We received the following response on 11th May 2021:

The MHRA has undertaken a thorough review into UK reports of an extremely rare specific type of blood clot in the brain, known as cerebral venous sinus thrombosis (CVST) occurring together with low levels of platelets (thrombocytopenia) following vaccination with the COVID-19 Vaccine AstraZeneca. It is also considering other blood clotting cases (thromboembolic events) alongside low platelet levels. On the basis of this ongoing scientific review, it has concluded that the evidence of a link with COVID-19 Vaccine AstraZeneca is stronger, but more work is still needed. The most recent MHRA press release on this issue can be found here.

Following this review, the information for UK healthcare professionals for COVID-19 AstraZeneca has been updated to advise that, as a precautionary measure, administration of the COVID-19 Vaccine AstraZeneca in patients with a history of cerebral venous sinus thrombosis or antiphospholipid syndrome should only be considered when the benefit outweighs any potential risks.

The information for the recipient of COVID-19 Vaccine AstraZeneca has also been updated in line with this advice and advise people to tell their doctor, pharmacist or nurse before vaccination if they have ever had a blood clot in the sinus veins in the brain, or the autoimmune condition called antiphospholipid syndrome.

The updated information for healthcare professionals and the public about the COVID-19 Vaccine AstraZeneca is available at:”

While we were waiting for this response, the: Information for healthcare professionals on blood clotting following COVID-19 vaccination was updated by Public Health England and published on GOV.UK on 7th May 2021.

Although this document provides new advice about the second dose of the AstraZeneca vaccine for the condition “characterised by thromboembolic events (blood clots) accompanied by thrombocytopenia (low platelets) following the first dose of the AstraZeneca (AZ) COVID-19 vaccination”, it does not provide guidance or specifically mention antiphospholipid syndrome.

From listening to the APS community, we understand that the patients are extremely concerned as to whether it is safe to have the second shot of the AstraZeneca vaccine following their first one. This is compounded by the fact that patients are being given confused and conflicting advice by different authorities.

For example, among those APS patients who have had the first AstraZeneca vaccine, some have been told it is safe to have the second AZ vaccine compared to contracting COVID-19; others have been informed they cannot have a second AZ vaccine at all; while others are being offered a different type (Pfizer and Moderna) if they are available.

APS Support UK has pressed the MHRA for clarification in this matter urgently as we are aware that some APS patients are now missing the timing slot for their second vaccination.

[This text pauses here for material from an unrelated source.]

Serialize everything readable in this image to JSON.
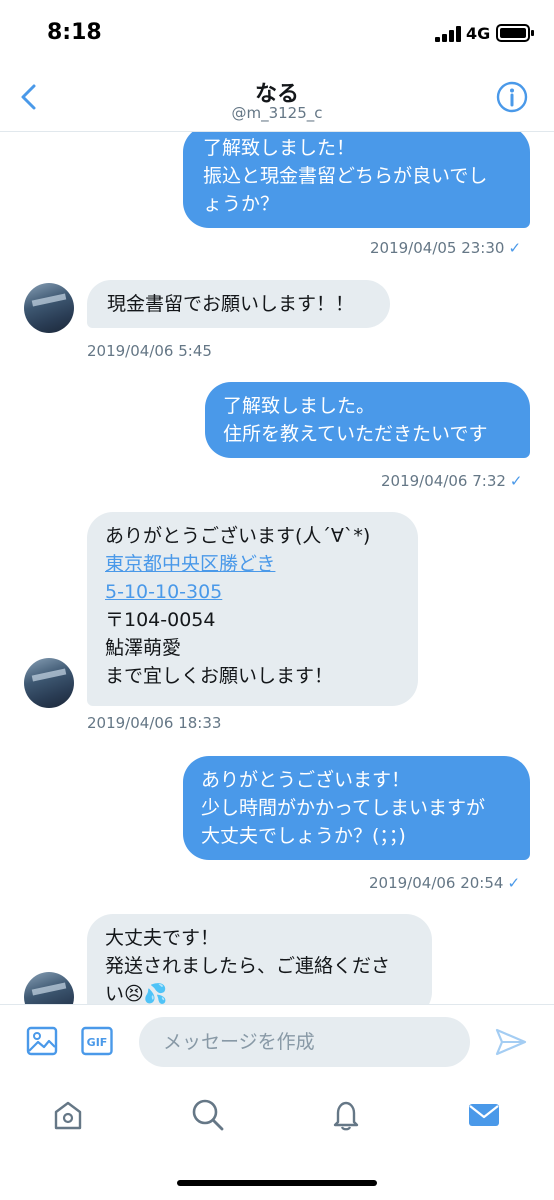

We completely understand that the COVID-19 pandemic is a unique and emerging medical situation and appreciate all the work the MHRA is doing in reviewing this situation. We hope to hear from them shortly so we can help guide the APS patient community.


COVID-19 vaccine and anticoagulation

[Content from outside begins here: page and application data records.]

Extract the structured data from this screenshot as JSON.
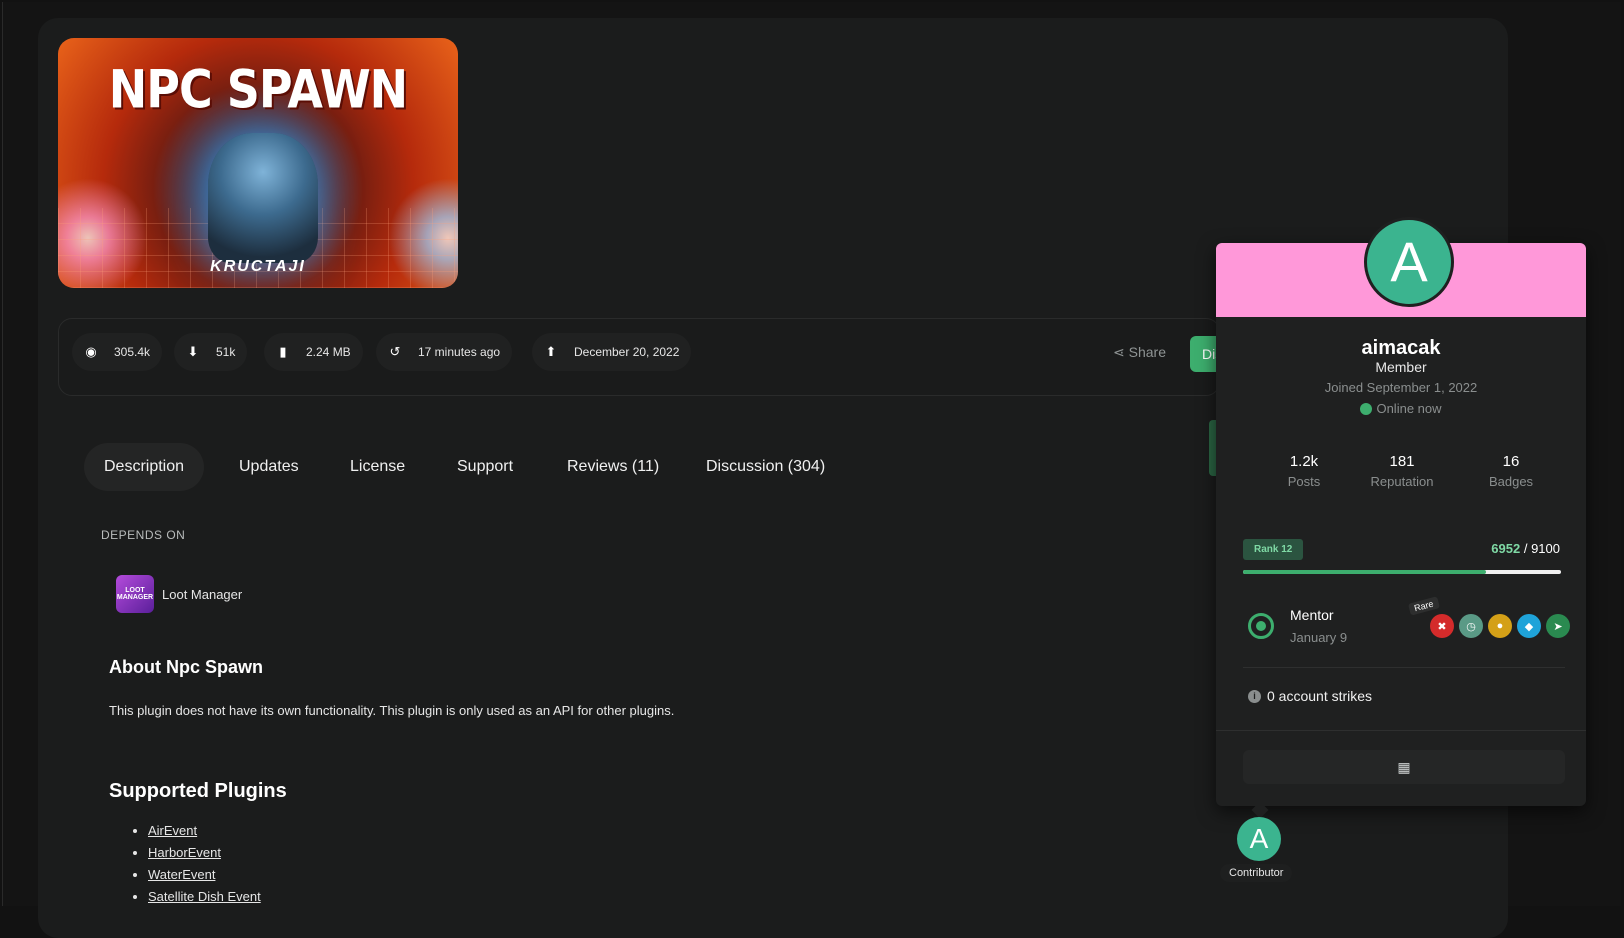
{
  "banner": {
    "title": "NPC SPAWN",
    "subtitle": "KRUCTAJI"
  },
  "stats": [
    {
      "icon": "eye-icon",
      "value": "305.4k"
    },
    {
      "icon": "download-icon",
      "value": "51k"
    },
    {
      "icon": "file-icon",
      "value": "2.24 MB"
    },
    {
      "icon": "history-icon",
      "value": "17 minutes ago"
    },
    {
      "icon": "upload-icon",
      "value": "December 20, 2022"
    }
  ],
  "actions": {
    "share": "Share",
    "download_label": "Dis"
  },
  "tabs": [
    "Description",
    "Updates",
    "License",
    "Support",
    "Reviews (11)",
    "Discussion (304)"
  ],
  "depends": {
    "heading": "DEPENDS ON",
    "item": "Loot Manager",
    "thumb_text": "LOOT MANAGER"
  },
  "about": {
    "heading": "About Npc Spawn",
    "text": "This plugin does not have its own functionality. This plugin is only used as an API for other plugins."
  },
  "supported": {
    "heading": "Supported Plugins",
    "items": [
      "AirEvent",
      "HarborEvent",
      "WaterEvent",
      "Satellite Dish Event"
    ]
  },
  "profile": {
    "avatar_letter": "A",
    "cover_color": "#ff98d9",
    "username": "aimacak",
    "role": "Member",
    "joined": "Joined September 1, 2022",
    "online": "Online now",
    "metrics": [
      {
        "value": "1.2k",
        "label": "Posts"
      },
      {
        "value": "181",
        "label": "Reputation"
      },
      {
        "value": "16",
        "label": "Badges"
      }
    ],
    "rank": "Rank 12",
    "xp_current": "6952",
    "xp_total": "/ 9100",
    "xp_progress": 0.764,
    "badge_title": "Mentor",
    "badge_date": "January 9",
    "rare_label": "Rare",
    "badges": [
      {
        "icon": "rare-red-badge-icon",
        "color": "#d42b2b"
      },
      {
        "icon": "clock-badge-icon",
        "color": "#5a9a86"
      },
      {
        "icon": "chat-badge-icon",
        "color": "#d4a017"
      },
      {
        "icon": "diamond-badge-icon",
        "color": "#1fa3d9"
      },
      {
        "icon": "send-badge-icon",
        "color": "#2a8a50"
      }
    ],
    "strikes": "0 account strikes"
  },
  "contributor": {
    "avatar_letter": "A",
    "label": "Contributor"
  }
}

Thank you to Thrombosis UK and Professor Beverley Hunt (OBE) for providing this update:

The COVID-19 vaccine is given as an injection into your upper arm (intramuscular).

Individuals receiving direct oral anticoagulant (apixaban, dabigatran, edoxaban & rivaroxaban) or warfarin in therapeutic INR range, on full dose heparin or fondaparinux injections or antiplatelet medications such as aspirin and clopidogrel can all receive the COVID-19 vaccination.

Please beware of the following issues:

  • There is a risk of bruising at the injection site, but we do not anticipate any serious effects related to anticoagulation
  • We suggest that after the injection prolonged pressure (at least 5 minutes) should be applied to the injection site to reduce bruising
  • Patients on warfarin with supra-therapeutic INR should wait until their INR is <4.0
  • We encourage patients to have vaccinations and they should not be avoided on the basis of being on anticoagulation treatment

Please click here:  if you would like to learn more about the vaccine programme and current advice for patients.